A lot of strategic thinking goes on at Dorset Council on recycling waste. Laura says: ‘People think the rubbish collection is just the bin lorries, but behind the scenes is an entire team of environmental and climate experts working out how to reduce waste significantly. They are constantly looking at new things to do.
‘Dorset is often presumed to be a sleepy rural county, but we sit at the table with ministers in Westminster, advising them on what will work and what won’t. The government wants more crisp packet recycling at the kerbside, for example, but there are lots of reasons why that’s not practical, such as separating it on the trucks. We want a solution that works for Dorset – perhaps community recycling bins.’
How can people recycle more?
‘I think it’s about just doing your best. It’s surprising how much we can recycle. And it’s about education too. I bought nothing new in 2022, and I was astonished at how some friends were quite snooty about it. I’ve learned it’s about changing the mindset of people. And it’s also about using the waste hierarchy; we all know the reduce, reuse, recycle mantra. We can reduce quite simply by deciding whether we need something in the first place. Then reuse instead of throwing it away – I made fairy lights from tin cans for my wedding and I still have them. And then recycle.
‘As a team, we go to schools, communities, parish councils and housing associations to give talks on how to reduce waste.
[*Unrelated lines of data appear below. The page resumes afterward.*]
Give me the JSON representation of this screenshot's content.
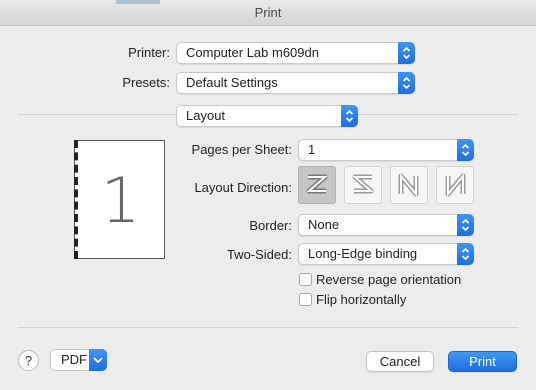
{
  "window": {
    "title": "Print"
  },
  "printer": {
    "label": "Printer:",
    "value": "Computer Lab m609dn"
  },
  "presets": {
    "label": "Presets:",
    "value": "Default Settings"
  },
  "section": {
    "value": "Layout"
  },
  "preview": {
    "page_number": "1"
  },
  "layout": {
    "pages_per_sheet": {
      "label": "Pages per Sheet:",
      "value": "1"
    },
    "direction": {
      "label": "Layout Direction:",
      "options": [
        "z-right-icon",
        "z-left-icon",
        "n-down-icon",
        "n-reverse-icon"
      ],
      "selected_index": 0
    },
    "border": {
      "label": "Border:",
      "value": "None"
    },
    "two_sided": {
      "label": "Two-Sided:",
      "value": "Long-Edge binding"
    },
    "reverse_orientation": {
      "label": "Reverse page orientation",
      "checked": false
    },
    "flip_horizontally": {
      "label": "Flip horizontally",
      "checked": false
    }
  },
  "footer": {
    "help_label": "?",
    "pdf_label": "PDF",
    "cancel_label": "Cancel",
    "print_label": "Print"
  },
  "colors": {
    "accent": "#1e6fdd",
    "window_bg": "#ececec"
  }
}
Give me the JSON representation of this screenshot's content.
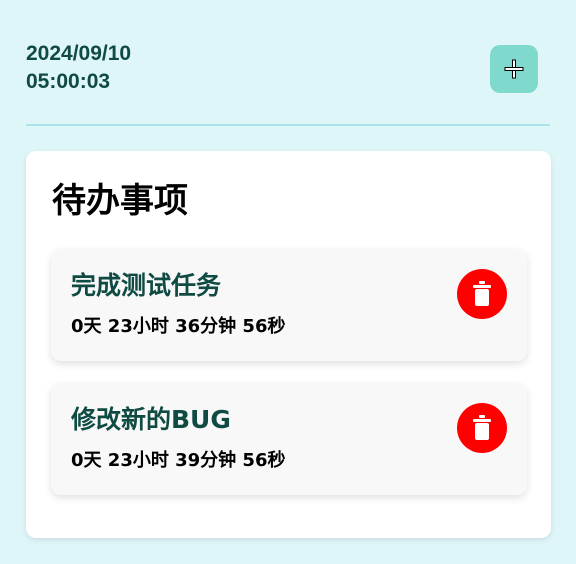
{
  "header": {
    "date": "2024/09/10",
    "time": "05:00:03",
    "add_icon": "plus-icon"
  },
  "todo": {
    "title": "待办事项",
    "items": [
      {
        "title": "完成测试任务",
        "countdown": "0天 23小时 36分钟 56秒",
        "delete_icon": "trash-icon"
      },
      {
        "title": "修改新的BUG",
        "countdown": "0天 23小时 39分钟 56秒",
        "delete_icon": "trash-icon"
      }
    ]
  },
  "colors": {
    "background": "#dff6f8",
    "accent": "#7fd9cc",
    "title_text": "#0f4a43",
    "delete": "#ff0000"
  }
}
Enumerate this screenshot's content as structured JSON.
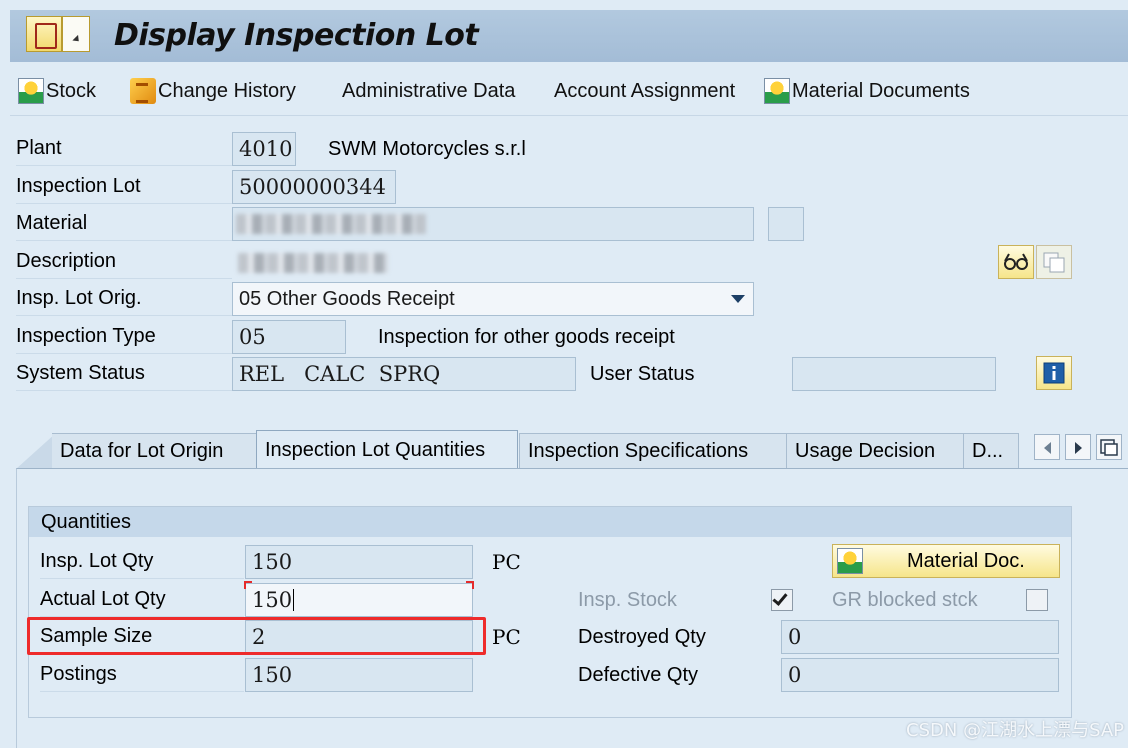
{
  "window": {
    "title": "Display Inspection Lot"
  },
  "toolbar": {
    "stock": "Stock",
    "change_history": "Change History",
    "administrative_data": "Administrative Data",
    "account_assignment": "Account Assignment",
    "material_documents": "Material Documents"
  },
  "header": {
    "plant_label": "Plant",
    "plant_value": "4010",
    "plant_name": "SWM Motorcycles s.r.l",
    "inspection_lot_label": "Inspection Lot",
    "inspection_lot_value": "50000000344",
    "material_label": "Material",
    "description_label": "Description",
    "insp_lot_orig_label": "Insp. Lot Orig.",
    "insp_lot_orig_value": "05 Other Goods Receipt",
    "inspection_type_label": "Inspection Type",
    "inspection_type_value": "05",
    "inspection_type_text": "Inspection for other goods receipt",
    "system_status_label": "System Status",
    "system_status_value": "REL   CALC  SPRQ",
    "user_status_label": "User Status",
    "user_status_value": ""
  },
  "tabs": [
    {
      "label": "Data for Lot Origin",
      "active": false
    },
    {
      "label": "Inspection Lot Quantities",
      "active": true
    },
    {
      "label": "Inspection Specifications",
      "active": false
    },
    {
      "label": "Usage Decision",
      "active": false
    },
    {
      "label": "D...",
      "active": false
    }
  ],
  "quantities": {
    "group_title": "Quantities",
    "insp_lot_qty_label": "Insp. Lot Qty",
    "insp_lot_qty_value": "150",
    "insp_lot_qty_unit": "PC",
    "actual_lot_qty_label": "Actual Lot Qty",
    "actual_lot_qty_value": "150",
    "sample_size_label": "Sample Size",
    "sample_size_value": "2",
    "sample_size_unit": "PC",
    "postings_label": "Postings",
    "postings_value": "150",
    "material_doc_button": "Material Doc.",
    "insp_stock_label": "Insp. Stock",
    "insp_stock_checked": true,
    "gr_blocked_label": "GR blocked stck",
    "gr_blocked_checked": false,
    "destroyed_qty_label": "Destroyed Qty",
    "destroyed_qty_value": "0",
    "defective_qty_label": "Defective Qty",
    "defective_qty_value": "0"
  },
  "watermark": "CSDN @江湖水上漂与SAP",
  "colors": {
    "highlight": "#ee2b2b",
    "title_bar": "#a9c1d9",
    "background": "#dfebf5"
  }
}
We are always happy to educate and to advise on any issues.
My husband calls me the Queen of Bins!